Earache

Northlake Children's Associates, P.A.

Pediatric Care & Pediatricians located in Mooresville, NC

Earaches are one of the most common reasons why parents bring their child to the doctor. If your child is complaining of ear pain, the experienced team at Northlake Children’s Associates, PA, including Mary-Margaret James, MD, and Majé Goodwin, MD, in Mooresville, North Carolina, can evaluate your child’s ear and provide the most appropriate treatment to ease your child’s pain. Call the office today or book online.

Earache Q & A

What is an earache?

An earache refers to pain in the ear caused by a bacterial infection, which is medically referred to as acute otitis media. Children are very susceptible to earaches because their eustachian tubes are smaller, which makes it harder for fluid to drain and easier for bacteria to grow.

An earache is usually caused by a bacterial infection after your child has had either a sore throat or cold. Even though a cold is a viral infection, bacteria are drawn to the ear due to the fluid buildup caused by the infection.

What are the symptoms of an earache?

If your child is old enough, they will tell you when their ear hurts. However, earaches can occur at any age, and if your child can’t verbally express how they feel, you need to be on the lookout for other symptoms, such as:

  • Fever
  • Tugging or pulling on the ear
  • Fluid draining from the ear
  • Difficulty sleeping


Your child may also seem more fussy than usual. An earache can also affect your child’s sense of balance.

How are earaches treated?

The pediatric specialists at Northlake Children’s Associates conduct a comprehensive evaluation to determine if your child’s earache is due to an infection. Using an otoscope, a medical tool used specifically to look in the ear, your pediatrician evaluates your child’s ear. If it’s red and bulging, your child has an infection.

Because earaches are caused by bacteria, your specialist prescribes an antibiotic to clear up the infection. Your child should start to feel better within a few days of starting treatment. However, it’s important that you continue to give your child the antibiotic as directed by your pediatrician to ensure a full recovery.

What can I do to prevent my child from getting earaches?

You may not be able to fully prevent your child from getting an earache, however taking certain steps may help reduce the number of earaches your child gets a year. The team at Northlake Children’s Associates recommend:

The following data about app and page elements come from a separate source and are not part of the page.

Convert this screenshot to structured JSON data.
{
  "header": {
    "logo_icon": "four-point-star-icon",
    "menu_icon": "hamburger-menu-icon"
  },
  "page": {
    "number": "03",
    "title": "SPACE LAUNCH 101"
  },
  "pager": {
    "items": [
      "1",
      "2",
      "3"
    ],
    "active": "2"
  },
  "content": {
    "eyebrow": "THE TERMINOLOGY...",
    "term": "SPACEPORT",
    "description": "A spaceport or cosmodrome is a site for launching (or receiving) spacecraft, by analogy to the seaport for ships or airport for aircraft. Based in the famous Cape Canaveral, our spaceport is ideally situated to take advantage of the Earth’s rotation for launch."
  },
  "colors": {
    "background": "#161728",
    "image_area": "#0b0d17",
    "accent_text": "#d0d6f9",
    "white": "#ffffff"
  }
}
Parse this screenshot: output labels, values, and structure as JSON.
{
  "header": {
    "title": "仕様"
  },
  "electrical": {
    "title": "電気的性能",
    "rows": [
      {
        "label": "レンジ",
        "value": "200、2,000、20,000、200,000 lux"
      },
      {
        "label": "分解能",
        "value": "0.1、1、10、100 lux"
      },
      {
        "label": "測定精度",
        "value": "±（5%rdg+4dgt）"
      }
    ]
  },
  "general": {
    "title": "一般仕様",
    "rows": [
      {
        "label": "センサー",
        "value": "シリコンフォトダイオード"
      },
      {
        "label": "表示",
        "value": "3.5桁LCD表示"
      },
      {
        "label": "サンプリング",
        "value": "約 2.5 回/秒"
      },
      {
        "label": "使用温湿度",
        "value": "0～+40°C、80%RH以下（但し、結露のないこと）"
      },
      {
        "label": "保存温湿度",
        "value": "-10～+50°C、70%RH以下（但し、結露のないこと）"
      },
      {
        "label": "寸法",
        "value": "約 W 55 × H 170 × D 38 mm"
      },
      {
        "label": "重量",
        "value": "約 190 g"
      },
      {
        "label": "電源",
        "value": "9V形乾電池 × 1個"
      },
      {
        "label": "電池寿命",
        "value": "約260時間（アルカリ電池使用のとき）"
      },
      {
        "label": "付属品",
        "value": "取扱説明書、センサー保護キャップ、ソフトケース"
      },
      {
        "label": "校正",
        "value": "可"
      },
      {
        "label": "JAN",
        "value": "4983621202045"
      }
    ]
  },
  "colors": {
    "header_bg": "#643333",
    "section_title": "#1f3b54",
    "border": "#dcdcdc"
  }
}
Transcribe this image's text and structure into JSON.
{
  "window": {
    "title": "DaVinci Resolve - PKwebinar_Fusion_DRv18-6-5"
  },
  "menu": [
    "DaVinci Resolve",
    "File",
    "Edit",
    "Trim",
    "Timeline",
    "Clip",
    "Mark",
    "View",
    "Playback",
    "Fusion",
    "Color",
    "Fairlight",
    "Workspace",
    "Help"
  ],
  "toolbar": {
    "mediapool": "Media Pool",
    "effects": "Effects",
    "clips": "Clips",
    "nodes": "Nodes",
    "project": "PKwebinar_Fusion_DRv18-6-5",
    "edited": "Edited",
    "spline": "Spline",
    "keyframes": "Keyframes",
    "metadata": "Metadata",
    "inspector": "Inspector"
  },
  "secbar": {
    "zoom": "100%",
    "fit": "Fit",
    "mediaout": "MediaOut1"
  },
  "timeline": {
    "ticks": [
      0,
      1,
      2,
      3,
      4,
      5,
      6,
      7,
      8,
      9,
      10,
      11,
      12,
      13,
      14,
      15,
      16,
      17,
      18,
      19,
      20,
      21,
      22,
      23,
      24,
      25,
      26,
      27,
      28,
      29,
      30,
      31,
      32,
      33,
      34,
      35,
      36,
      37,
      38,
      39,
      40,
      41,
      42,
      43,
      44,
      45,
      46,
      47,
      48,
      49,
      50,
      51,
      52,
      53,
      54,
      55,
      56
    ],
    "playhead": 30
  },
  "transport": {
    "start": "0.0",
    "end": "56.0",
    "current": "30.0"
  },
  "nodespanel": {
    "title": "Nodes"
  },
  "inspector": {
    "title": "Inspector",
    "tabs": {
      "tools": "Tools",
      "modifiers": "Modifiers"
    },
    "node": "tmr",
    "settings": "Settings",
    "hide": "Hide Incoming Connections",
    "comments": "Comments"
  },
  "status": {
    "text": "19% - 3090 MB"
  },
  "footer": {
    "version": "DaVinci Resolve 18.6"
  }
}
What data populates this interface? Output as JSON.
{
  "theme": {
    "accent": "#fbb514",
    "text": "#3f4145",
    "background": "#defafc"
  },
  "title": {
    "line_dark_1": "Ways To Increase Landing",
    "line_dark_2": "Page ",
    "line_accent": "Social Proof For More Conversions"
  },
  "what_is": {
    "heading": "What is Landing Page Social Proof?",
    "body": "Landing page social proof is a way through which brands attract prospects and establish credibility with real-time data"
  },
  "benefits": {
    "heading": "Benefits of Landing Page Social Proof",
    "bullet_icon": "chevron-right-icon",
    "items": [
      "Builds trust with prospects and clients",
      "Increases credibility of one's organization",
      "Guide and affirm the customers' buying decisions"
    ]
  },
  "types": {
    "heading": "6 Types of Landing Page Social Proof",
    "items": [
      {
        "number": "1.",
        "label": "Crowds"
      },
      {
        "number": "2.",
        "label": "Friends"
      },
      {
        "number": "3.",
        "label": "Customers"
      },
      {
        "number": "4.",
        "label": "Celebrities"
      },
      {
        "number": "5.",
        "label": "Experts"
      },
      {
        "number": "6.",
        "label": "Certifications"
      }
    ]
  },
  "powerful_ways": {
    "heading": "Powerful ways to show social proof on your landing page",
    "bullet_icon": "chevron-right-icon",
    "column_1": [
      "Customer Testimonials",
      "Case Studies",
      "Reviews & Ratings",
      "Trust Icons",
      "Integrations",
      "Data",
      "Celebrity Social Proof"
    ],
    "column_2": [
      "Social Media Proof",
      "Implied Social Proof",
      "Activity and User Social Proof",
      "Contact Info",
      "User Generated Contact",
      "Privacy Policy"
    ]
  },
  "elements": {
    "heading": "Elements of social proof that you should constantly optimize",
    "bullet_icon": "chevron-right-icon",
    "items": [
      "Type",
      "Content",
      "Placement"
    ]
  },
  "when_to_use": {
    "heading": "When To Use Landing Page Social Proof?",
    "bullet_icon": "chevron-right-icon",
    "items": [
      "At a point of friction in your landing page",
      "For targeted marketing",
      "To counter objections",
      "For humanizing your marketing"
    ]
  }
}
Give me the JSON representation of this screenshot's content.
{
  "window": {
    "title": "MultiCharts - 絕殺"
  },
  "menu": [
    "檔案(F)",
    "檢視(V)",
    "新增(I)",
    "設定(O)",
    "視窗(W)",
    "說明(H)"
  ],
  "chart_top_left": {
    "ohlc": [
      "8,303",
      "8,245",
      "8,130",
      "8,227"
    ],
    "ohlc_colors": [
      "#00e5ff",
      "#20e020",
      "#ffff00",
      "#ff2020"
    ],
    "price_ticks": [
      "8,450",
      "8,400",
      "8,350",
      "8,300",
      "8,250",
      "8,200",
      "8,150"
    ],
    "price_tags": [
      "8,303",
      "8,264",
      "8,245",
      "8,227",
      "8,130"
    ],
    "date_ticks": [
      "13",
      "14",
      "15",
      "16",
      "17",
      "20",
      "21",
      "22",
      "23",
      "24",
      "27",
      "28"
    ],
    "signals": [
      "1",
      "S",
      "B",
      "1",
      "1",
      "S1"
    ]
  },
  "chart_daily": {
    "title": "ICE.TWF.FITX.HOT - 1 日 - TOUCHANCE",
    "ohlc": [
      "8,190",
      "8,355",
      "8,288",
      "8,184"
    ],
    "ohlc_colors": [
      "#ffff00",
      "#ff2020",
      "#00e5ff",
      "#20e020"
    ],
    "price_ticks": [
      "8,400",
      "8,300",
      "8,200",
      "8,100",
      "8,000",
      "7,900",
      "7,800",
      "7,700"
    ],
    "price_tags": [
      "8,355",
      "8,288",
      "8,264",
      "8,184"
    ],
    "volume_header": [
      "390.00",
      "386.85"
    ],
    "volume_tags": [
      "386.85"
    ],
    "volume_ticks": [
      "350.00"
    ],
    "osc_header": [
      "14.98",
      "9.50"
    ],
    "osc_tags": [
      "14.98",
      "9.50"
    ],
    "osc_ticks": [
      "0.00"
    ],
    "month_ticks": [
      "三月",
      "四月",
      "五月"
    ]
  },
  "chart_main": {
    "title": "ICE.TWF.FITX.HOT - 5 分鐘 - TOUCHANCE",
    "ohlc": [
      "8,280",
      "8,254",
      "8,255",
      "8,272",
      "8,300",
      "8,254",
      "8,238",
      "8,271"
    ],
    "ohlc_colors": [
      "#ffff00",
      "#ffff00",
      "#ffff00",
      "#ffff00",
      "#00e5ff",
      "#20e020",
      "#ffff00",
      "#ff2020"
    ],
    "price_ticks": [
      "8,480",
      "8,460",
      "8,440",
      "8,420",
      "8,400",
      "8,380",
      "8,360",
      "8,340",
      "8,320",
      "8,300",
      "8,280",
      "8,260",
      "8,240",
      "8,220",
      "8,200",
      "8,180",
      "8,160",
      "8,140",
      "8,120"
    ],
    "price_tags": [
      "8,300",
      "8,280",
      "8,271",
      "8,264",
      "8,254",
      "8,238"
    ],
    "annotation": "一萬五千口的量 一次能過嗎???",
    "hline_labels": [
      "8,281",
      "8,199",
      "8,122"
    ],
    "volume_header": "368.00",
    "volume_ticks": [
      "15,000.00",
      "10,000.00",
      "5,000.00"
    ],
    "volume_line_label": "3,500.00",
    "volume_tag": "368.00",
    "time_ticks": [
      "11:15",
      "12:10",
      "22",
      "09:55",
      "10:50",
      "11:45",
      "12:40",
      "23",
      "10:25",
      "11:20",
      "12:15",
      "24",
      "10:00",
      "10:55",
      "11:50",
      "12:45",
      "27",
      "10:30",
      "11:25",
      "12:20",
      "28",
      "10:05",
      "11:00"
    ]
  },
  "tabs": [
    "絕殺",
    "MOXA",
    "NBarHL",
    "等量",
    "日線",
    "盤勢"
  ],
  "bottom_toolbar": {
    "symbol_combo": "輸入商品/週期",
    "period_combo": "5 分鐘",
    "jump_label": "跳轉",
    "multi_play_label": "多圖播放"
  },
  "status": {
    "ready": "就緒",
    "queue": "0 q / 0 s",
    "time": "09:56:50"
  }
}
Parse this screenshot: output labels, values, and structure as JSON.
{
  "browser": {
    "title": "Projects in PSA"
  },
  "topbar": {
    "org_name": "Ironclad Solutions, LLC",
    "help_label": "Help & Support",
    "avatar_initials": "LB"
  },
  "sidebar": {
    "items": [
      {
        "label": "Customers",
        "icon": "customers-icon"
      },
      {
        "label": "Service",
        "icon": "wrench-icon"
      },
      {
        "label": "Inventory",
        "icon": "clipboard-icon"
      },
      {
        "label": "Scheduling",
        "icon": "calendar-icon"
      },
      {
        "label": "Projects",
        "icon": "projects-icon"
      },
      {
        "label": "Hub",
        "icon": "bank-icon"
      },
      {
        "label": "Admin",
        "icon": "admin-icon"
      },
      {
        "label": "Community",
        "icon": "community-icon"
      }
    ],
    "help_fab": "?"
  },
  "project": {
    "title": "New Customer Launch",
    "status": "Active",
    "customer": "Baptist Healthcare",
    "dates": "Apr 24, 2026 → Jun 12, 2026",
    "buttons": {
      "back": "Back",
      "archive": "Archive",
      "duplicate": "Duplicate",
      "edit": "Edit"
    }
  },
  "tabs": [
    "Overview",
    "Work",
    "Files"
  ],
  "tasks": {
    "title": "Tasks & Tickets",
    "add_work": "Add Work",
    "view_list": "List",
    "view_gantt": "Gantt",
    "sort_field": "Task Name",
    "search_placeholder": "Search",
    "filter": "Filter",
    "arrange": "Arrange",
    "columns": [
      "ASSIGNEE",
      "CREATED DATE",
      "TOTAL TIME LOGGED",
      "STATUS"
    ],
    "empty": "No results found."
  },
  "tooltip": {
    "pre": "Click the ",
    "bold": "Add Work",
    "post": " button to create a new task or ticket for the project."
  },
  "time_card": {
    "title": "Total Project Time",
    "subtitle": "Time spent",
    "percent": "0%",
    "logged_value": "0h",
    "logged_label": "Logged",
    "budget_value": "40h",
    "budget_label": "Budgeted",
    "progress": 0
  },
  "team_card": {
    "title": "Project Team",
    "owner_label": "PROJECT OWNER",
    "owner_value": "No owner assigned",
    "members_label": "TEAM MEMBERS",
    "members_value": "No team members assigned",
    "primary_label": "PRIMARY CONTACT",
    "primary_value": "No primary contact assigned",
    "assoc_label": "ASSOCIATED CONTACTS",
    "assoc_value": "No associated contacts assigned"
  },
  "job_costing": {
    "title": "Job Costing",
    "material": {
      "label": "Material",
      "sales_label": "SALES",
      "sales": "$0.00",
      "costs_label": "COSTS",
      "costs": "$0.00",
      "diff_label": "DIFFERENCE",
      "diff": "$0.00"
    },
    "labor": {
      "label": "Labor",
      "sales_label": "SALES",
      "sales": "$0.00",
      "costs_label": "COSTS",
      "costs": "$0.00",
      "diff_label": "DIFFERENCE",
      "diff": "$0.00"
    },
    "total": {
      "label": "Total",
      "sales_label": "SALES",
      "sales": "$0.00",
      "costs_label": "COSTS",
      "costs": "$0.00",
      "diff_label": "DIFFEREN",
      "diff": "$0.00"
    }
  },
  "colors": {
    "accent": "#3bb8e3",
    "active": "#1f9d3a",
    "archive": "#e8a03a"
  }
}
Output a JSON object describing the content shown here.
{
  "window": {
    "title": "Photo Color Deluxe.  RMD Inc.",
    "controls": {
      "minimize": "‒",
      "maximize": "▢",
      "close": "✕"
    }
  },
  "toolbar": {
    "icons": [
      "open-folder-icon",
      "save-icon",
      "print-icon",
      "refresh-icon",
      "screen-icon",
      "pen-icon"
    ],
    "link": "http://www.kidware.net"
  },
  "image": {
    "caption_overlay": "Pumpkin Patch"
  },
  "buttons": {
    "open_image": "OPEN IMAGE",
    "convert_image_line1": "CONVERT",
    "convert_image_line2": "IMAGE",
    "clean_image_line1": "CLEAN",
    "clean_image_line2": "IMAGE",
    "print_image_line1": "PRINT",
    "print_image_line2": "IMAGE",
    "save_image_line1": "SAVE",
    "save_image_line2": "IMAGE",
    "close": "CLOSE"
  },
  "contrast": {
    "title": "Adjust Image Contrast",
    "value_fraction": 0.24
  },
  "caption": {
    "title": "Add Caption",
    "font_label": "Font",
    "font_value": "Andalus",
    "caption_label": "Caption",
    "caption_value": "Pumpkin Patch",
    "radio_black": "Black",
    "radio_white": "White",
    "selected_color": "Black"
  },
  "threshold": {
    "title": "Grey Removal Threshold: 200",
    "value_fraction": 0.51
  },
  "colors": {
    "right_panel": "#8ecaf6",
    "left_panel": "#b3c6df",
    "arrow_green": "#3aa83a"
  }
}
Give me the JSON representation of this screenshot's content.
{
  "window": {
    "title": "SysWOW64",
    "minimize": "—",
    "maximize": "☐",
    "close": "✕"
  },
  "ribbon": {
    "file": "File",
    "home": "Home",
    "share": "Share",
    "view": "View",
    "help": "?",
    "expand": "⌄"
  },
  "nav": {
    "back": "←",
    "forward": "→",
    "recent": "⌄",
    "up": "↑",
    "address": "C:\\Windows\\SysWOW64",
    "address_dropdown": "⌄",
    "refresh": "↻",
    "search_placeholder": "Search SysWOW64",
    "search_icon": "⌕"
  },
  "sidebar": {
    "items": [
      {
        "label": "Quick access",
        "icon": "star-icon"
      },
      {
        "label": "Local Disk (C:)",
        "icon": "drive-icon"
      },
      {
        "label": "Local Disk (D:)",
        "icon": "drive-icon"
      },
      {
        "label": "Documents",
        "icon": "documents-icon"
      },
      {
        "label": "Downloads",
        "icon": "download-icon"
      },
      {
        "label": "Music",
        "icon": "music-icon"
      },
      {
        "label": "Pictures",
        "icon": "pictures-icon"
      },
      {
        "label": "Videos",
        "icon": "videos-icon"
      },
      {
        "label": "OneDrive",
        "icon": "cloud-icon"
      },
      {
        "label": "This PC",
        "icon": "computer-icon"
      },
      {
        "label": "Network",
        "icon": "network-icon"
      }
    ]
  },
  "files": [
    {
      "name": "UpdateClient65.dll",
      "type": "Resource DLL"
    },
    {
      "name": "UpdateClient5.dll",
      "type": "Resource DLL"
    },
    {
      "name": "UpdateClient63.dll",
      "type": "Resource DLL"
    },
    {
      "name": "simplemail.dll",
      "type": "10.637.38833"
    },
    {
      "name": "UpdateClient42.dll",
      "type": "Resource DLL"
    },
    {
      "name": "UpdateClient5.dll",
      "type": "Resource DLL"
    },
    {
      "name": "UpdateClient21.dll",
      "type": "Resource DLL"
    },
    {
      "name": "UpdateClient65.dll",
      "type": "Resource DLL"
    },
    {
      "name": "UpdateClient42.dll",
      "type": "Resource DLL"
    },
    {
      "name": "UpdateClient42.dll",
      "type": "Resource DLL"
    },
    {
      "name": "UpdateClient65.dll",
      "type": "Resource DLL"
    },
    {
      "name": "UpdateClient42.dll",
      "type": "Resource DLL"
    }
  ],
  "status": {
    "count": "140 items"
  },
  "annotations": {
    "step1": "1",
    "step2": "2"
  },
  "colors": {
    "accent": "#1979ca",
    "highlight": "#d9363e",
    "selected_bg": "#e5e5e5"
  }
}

  • Updating your child’s flu vaccine every year
  • Making regular hand-washing part of everyone’s routine
  • Limiting your child’s exposure to sick children, if possible
  • Not letting your baby sleep with a bottle

 

If your child’s earaches are a chronic problem that doesn’t seem to improve with antibiotics, your Northlake Children’s Associates doctor may recommend surgical placement of a tube to assist in the drainage of the fluid.

Earaches in children are common and should be evaluated. For an appointment, call Northlake Children’s Associates or book an appointment online.